The House has voted to impeach Donald Trump. House Democrats are flirting with not sending the articles of impeachment over to the Senate, which they say isn’t preparing to hold a fair trial. Given this, some have set about arguing that this means Trump hasn’t been impeached. Trump’s lawyers are apparently looking at making this argument.  They got a much-needed rhetorical boost Thursday when Harvard University professor Noah Feldman, one of the Democratic witnesses in the House impeachment proceedings, endorsed the idea.

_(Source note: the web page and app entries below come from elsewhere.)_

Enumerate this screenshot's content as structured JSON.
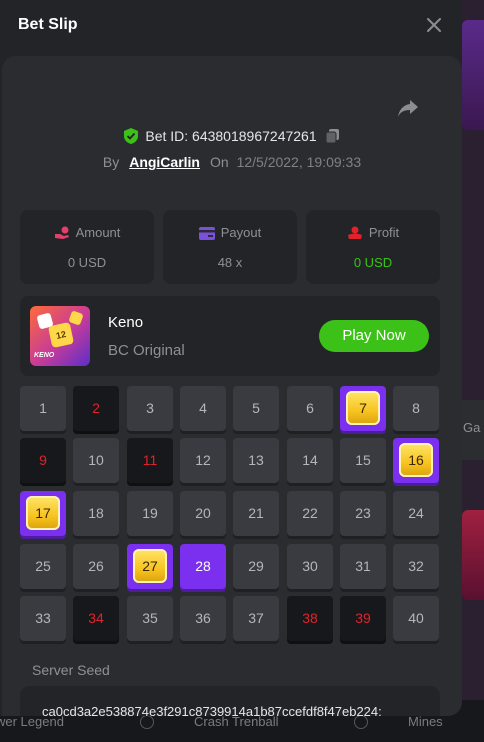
{
  "modal": {
    "title": "Bet Slip",
    "close_icon": "close-icon",
    "share_icon": "share-icon"
  },
  "bet": {
    "id_label": "Bet ID: 6438018967247261",
    "by_label": "By",
    "user": "AngiCarlin",
    "on_label": "On",
    "date": "12/5/2022, 19:09:33"
  },
  "stats": {
    "amount": {
      "label": "Amount",
      "value": "0 USD",
      "icon": "coins-hand-icon"
    },
    "payout": {
      "label": "Payout",
      "value": "48 x",
      "icon": "wallet-card-icon"
    },
    "profit": {
      "label": "Profit",
      "value": "0 USD",
      "icon": "profit-hand-icon"
    }
  },
  "game": {
    "name": "Keno",
    "provider": "BC Original",
    "thumb_tag": "KENO",
    "thumb_die": "12",
    "play_label": "Play Now"
  },
  "keno": {
    "cells": [
      {
        "n": "1",
        "state": "normal"
      },
      {
        "n": "2",
        "state": "miss"
      },
      {
        "n": "3",
        "state": "normal"
      },
      {
        "n": "4",
        "state": "normal"
      },
      {
        "n": "5",
        "state": "normal"
      },
      {
        "n": "6",
        "state": "normal"
      },
      {
        "n": "7",
        "state": "hit"
      },
      {
        "n": "8",
        "state": "normal"
      },
      {
        "n": "9",
        "state": "miss"
      },
      {
        "n": "10",
        "state": "normal"
      },
      {
        "n": "11",
        "state": "miss"
      },
      {
        "n": "12",
        "state": "normal"
      },
      {
        "n": "13",
        "state": "normal"
      },
      {
        "n": "14",
        "state": "normal"
      },
      {
        "n": "15",
        "state": "normal"
      },
      {
        "n": "16",
        "state": "hit"
      },
      {
        "n": "17",
        "state": "hit"
      },
      {
        "n": "18",
        "state": "normal"
      },
      {
        "n": "19",
        "state": "normal"
      },
      {
        "n": "20",
        "state": "normal"
      },
      {
        "n": "21",
        "state": "normal"
      },
      {
        "n": "22",
        "state": "normal"
      },
      {
        "n": "23",
        "state": "normal"
      },
      {
        "n": "24",
        "state": "normal"
      },
      {
        "n": "25",
        "state": "normal"
      },
      {
        "n": "26",
        "state": "normal"
      },
      {
        "n": "27",
        "state": "hit"
      },
      {
        "n": "28",
        "state": "hitonly"
      },
      {
        "n": "29",
        "state": "normal"
      },
      {
        "n": "30",
        "state": "normal"
      },
      {
        "n": "31",
        "state": "normal"
      },
      {
        "n": "32",
        "state": "normal"
      },
      {
        "n": "33",
        "state": "normal"
      },
      {
        "n": "34",
        "state": "miss"
      },
      {
        "n": "35",
        "state": "normal"
      },
      {
        "n": "36",
        "state": "normal"
      },
      {
        "n": "37",
        "state": "normal"
      },
      {
        "n": "38",
        "state": "miss"
      },
      {
        "n": "39",
        "state": "miss"
      },
      {
        "n": "40",
        "state": "normal"
      }
    ]
  },
  "seed": {
    "label": "Server Seed",
    "value": "ca0cd3a2e538874e3f291c8739914a1b87ccefdf8f47eb224:"
  },
  "background": {
    "side_text": "Ga",
    "bottom_items": [
      "wer Legend",
      "Crash Trenball",
      "Mines"
    ]
  },
  "colors": {
    "accent_green": "#3bc117",
    "hit_purple": "#7b2fef",
    "miss_red": "#e0232b"
  }
}
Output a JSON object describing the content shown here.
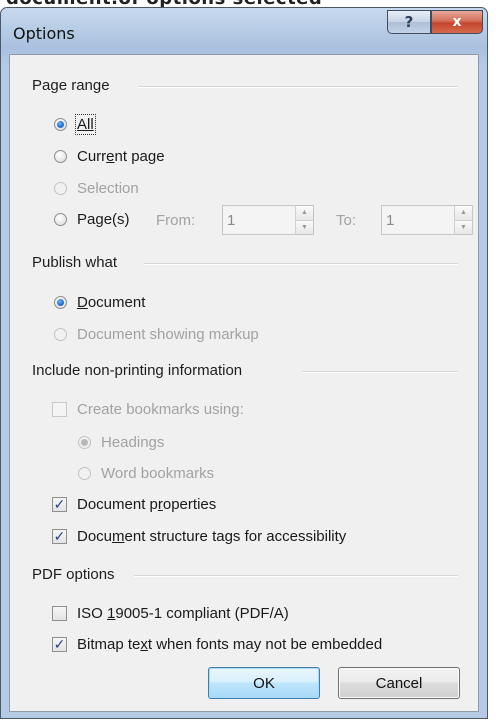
{
  "top_strip": {
    "text": "document.of options selected"
  },
  "dialog": {
    "title": "Options",
    "help_glyph": "?",
    "close_glyph": "x"
  },
  "page_range": {
    "heading": "Page range",
    "all_label": "All",
    "current_label_a": "Curr",
    "current_label_u": "e",
    "current_label_b": "nt page",
    "selection_label": "Selection",
    "pages_label_a": "Pa",
    "pages_label_u": "g",
    "pages_label_b": "e(s)",
    "from_label": "From:",
    "from_value": "1",
    "to_label": "To:",
    "to_value": "1"
  },
  "publish_what": {
    "heading": "Publish what",
    "document_u": "D",
    "document_rest": "ocument",
    "markup_label": "Document showing markup"
  },
  "non_printing": {
    "heading": "Include non-printing information",
    "bookmarks_label": "Create bookmarks using:",
    "headings_label": "Headings",
    "word_bookmarks_label": "Word bookmarks",
    "doc_props_a": "Document p",
    "doc_props_u": "r",
    "doc_props_b": "operties",
    "structure_a": "Docu",
    "structure_u": "m",
    "structure_b": "ent structure tags for accessibility"
  },
  "pdf_options": {
    "heading": "PDF options",
    "iso_a": "ISO ",
    "iso_u": "1",
    "iso_b": "9005-1 compliant (PDF/A)",
    "bitmap_a": "Bitmap te",
    "bitmap_u": "x",
    "bitmap_b": "t when fonts may not be embedded"
  },
  "buttons": {
    "ok": "OK",
    "cancel": "Cancel"
  },
  "state": {
    "page_range_selected": "All",
    "publish_selected": "Document",
    "create_bookmarks": false,
    "document_properties": true,
    "structure_tags": true,
    "iso_compliant": false,
    "bitmap_text": true
  }
}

The House didn’t technically vote on the resolution by itself, but the rules of impeachment as passed by the House declared that “the adoption of the resolution [755], as amended, shall be divided between the two articles.” Thus, by approving the two articles, they effectively adopted House Resolution 755. And that resolution says that Trump “is impeached,” not that he will be impeached after the second part of the resolution — the transmission to the Senate — is acted upon.

Trump really wants plausible deniability. If he can convince himself and his supporters that he hasn’t been impeached, they at least have something to base that on. The problem is it’s not the actual rules or anything directly stated in the Constitution.